Your objective
Go through the records and report each line in which the word "content" occurs.
[[ Records, beginning ]]
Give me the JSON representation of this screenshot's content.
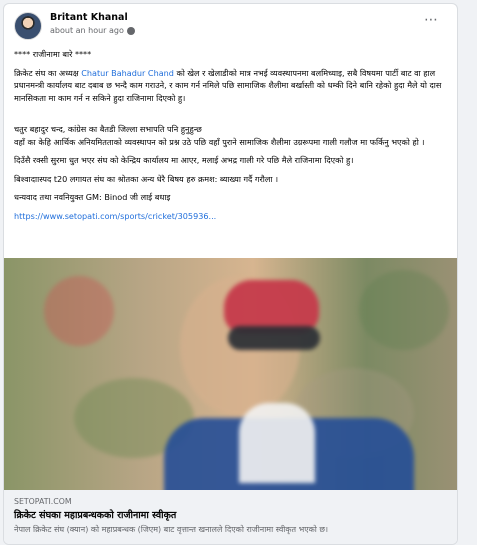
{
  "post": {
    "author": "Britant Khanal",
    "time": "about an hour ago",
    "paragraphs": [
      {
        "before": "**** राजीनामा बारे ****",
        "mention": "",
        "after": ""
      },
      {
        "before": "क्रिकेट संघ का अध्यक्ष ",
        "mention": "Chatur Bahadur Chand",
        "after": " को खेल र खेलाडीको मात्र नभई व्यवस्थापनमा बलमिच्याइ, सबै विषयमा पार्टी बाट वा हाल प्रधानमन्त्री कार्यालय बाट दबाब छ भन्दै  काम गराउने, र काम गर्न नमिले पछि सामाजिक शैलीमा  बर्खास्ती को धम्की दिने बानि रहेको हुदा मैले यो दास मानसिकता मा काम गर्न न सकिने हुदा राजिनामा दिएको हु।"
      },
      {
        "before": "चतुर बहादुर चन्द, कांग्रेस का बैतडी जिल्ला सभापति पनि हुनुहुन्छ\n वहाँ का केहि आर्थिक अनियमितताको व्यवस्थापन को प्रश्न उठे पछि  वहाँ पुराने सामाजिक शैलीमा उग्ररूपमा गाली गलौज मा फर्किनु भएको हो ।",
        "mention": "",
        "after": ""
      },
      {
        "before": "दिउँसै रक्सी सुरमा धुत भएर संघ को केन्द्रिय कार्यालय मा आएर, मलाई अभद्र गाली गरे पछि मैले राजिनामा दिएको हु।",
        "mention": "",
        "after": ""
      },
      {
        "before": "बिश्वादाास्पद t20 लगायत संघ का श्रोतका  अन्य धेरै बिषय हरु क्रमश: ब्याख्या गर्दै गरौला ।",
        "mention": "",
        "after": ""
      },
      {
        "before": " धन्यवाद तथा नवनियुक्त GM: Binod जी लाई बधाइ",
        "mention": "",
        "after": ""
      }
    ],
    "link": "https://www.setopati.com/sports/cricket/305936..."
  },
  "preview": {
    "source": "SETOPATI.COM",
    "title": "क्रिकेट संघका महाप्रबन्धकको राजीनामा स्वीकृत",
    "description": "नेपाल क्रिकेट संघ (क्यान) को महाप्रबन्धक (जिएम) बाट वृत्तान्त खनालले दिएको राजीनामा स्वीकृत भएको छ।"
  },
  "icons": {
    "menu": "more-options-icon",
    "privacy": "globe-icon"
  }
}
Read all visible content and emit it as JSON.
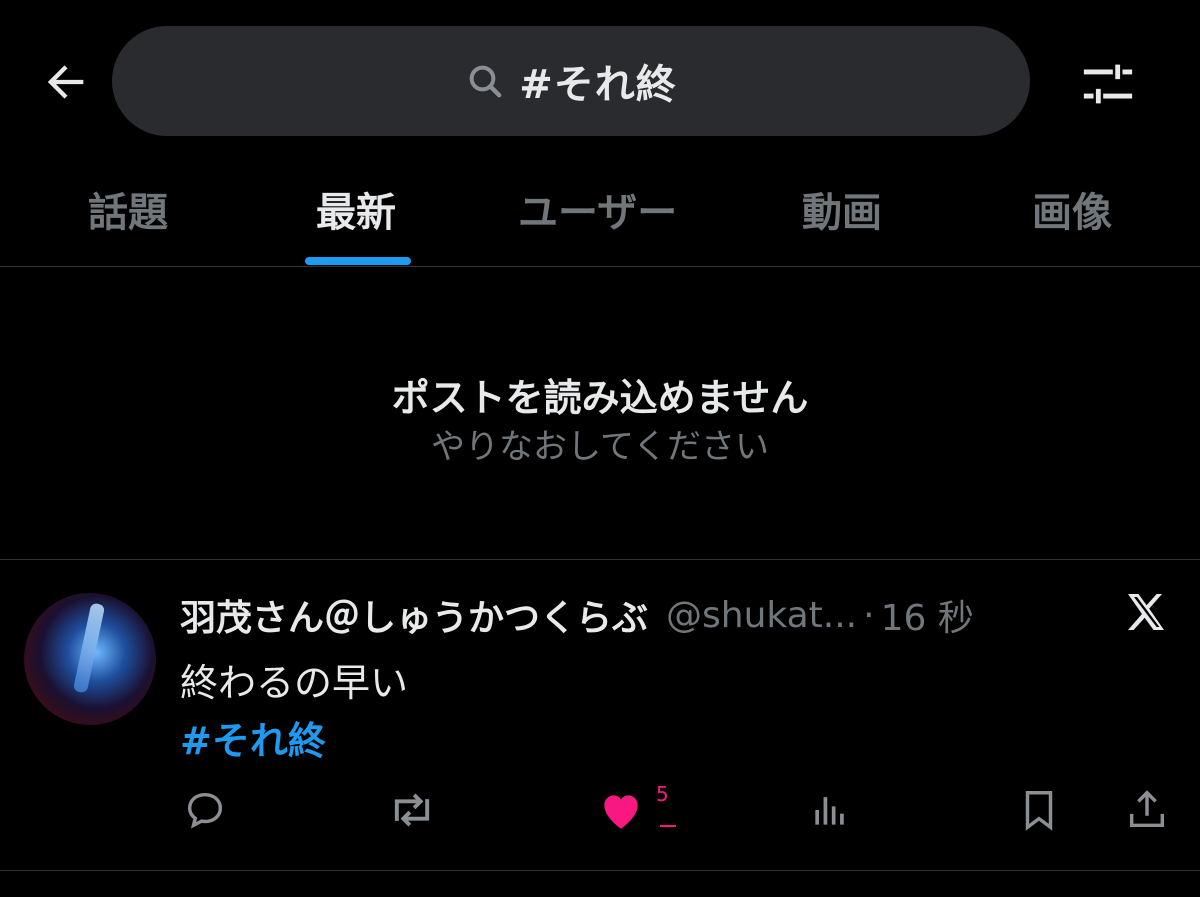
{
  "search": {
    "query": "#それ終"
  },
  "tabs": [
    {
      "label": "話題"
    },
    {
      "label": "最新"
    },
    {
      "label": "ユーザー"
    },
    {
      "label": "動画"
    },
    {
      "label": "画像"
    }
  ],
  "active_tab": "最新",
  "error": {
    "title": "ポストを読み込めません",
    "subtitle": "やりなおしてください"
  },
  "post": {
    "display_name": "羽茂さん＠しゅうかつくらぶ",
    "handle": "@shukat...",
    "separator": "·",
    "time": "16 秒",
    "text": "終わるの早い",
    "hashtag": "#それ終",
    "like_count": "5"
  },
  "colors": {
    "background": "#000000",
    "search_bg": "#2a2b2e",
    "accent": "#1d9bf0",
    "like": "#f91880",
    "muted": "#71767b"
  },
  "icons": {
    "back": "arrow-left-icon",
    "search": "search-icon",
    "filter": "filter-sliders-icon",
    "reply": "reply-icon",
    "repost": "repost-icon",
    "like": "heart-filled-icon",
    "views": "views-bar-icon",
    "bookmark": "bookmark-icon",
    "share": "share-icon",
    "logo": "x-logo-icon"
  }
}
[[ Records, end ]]
Task answer
Give me the JSON representation of this screenshot's content.
Read all visible content and emit it as JSON.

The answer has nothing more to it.